Cited PatentFiling datePublication dateApplicantTitle
US2010543 *Jan 10, 1931Aug 6, 1935Bell Telephone Labor IncElectrooptical system
FR998272A * Title not available
Referenced by
Citing PatentFiling datePublication dateApplicantTitle
US3124636 *Apr 29, 1960Mar 10, 1964Bairdfitzmaurice
US3125683 *May 4, 1959Mar 17, 1964by mesne assignmentsI mage
US3144761 *Oct 24, 1960Aug 18, 1964Dehavilland AircraftLock release systems
US3200701 *Jan 29, 1962Aug 17, 1965Ling Temco Vought IncMethod for optical comparison of skin friction-ridge patterns
US3201961 *Mar 26, 1962Aug 24, 1965Finger Keys IncControl device
US3398558 *Oct 22, 1965Aug 27, 1968Salvatore BenenatiFingerprint control system
US3511571 *Feb 28, 1966May 12, 1970Ogle Hugh MalcolmMethod and apparatus for comparing patterns
US3532426 *Nov 8, 1967Oct 6, 1970Gen ElectricHolographic fingerprint identification
US3584958 *Sep 13, 1968Jun 15, 1971Indentimation CorpIdentification system
US3797936 *Jul 13, 1972Mar 19, 1974Intertech IncElectronic locking system

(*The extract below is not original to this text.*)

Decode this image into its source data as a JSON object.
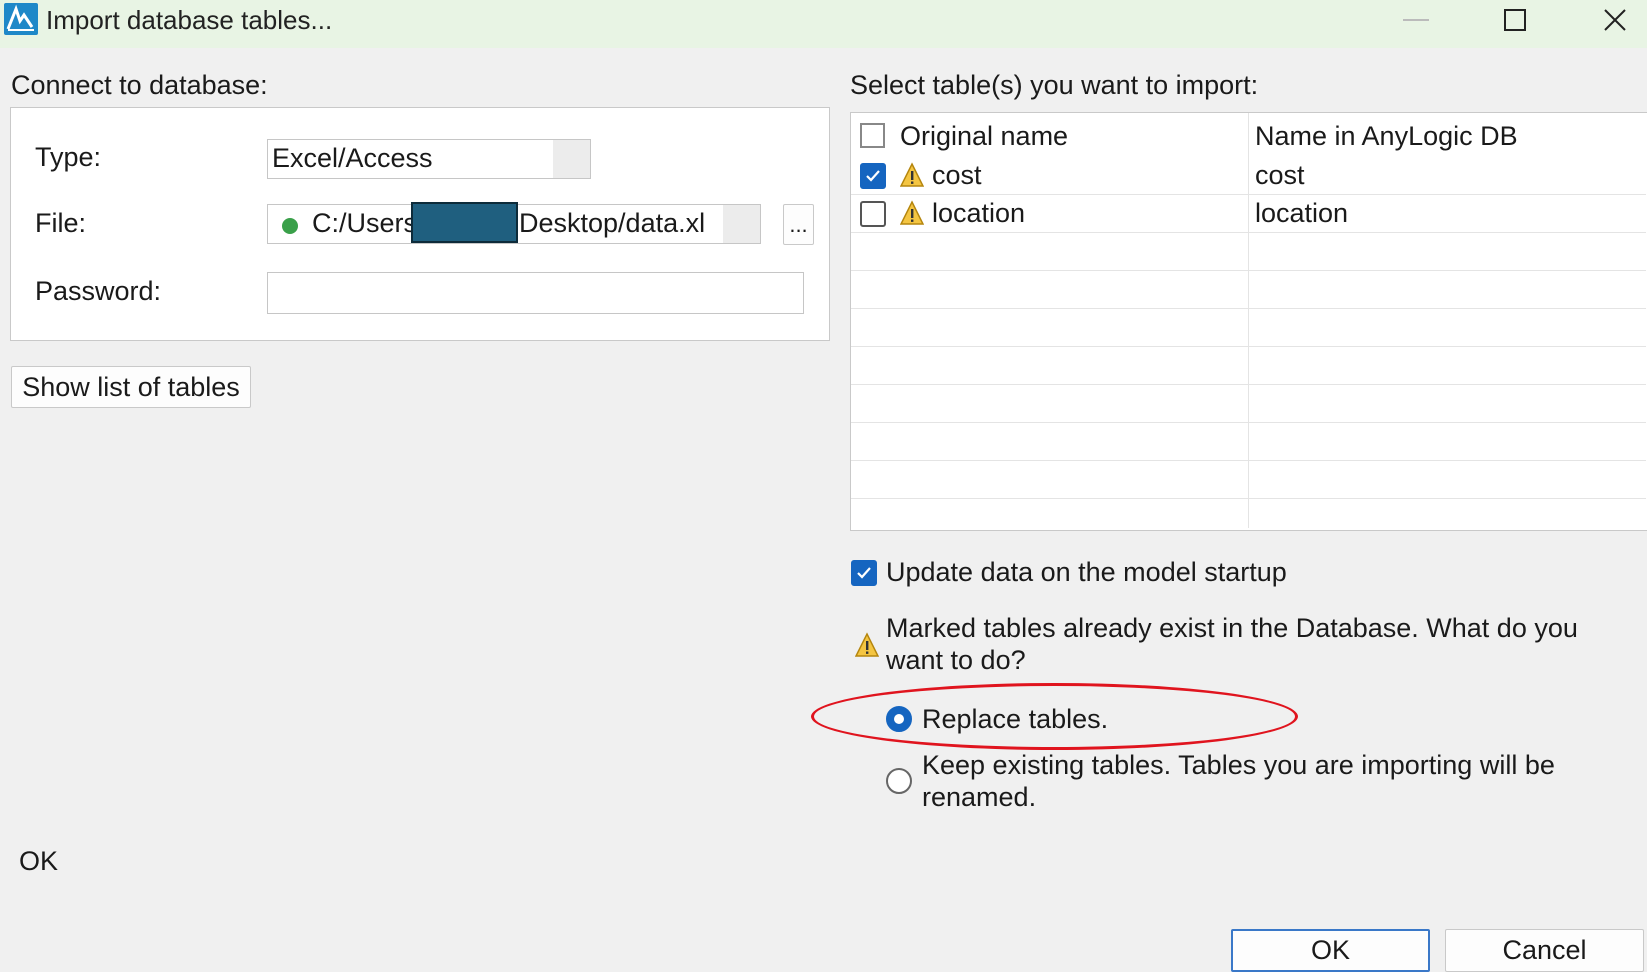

US3939679 *Mar 18, 1974Feb 24, 1976Precision Thin Film CorporationSafety system
US3975710 *Mar 4, 1974Aug 17, 1976Kokusai Denshin Denwa Kabushiki KaishaCharacter pattern recognition method and apparatus using feature enhanced magnetic domain patterns
US4896363 *Apr 24, 1989Jan 23, 1990Thumbscan, Inc.Apparatus and method for matching image characteristics such as fingerprint minutiae
US5138468 *Feb 2, 1990Aug 11, 1992Dz CompanyKeyless holographic lock
US6078265 *Feb 11, 1998Jun 20, 2000Nettel Technologies, Inc.Fingerprint identification security system
DE1798412B1 *May 3, 1966May 4, 1972Identimation CorpVerfahren und vorrichtung zur abnahme eines fingerabdruckes
WO1999041914A1Feb 5, 1999Aug 19, 1999Nettel Technologies, Inc.Fingerprint identification security system
U.S. Classification70/277, 70/DIG.510, 250/237.00R, 356/71, 382/124
International ClassificationG07C9/00
Cooperative ClassificationG07C9/00158, G07C9/00563, Y10S70/51
European ClassificationG07C9/00C2D, G07C9/00E6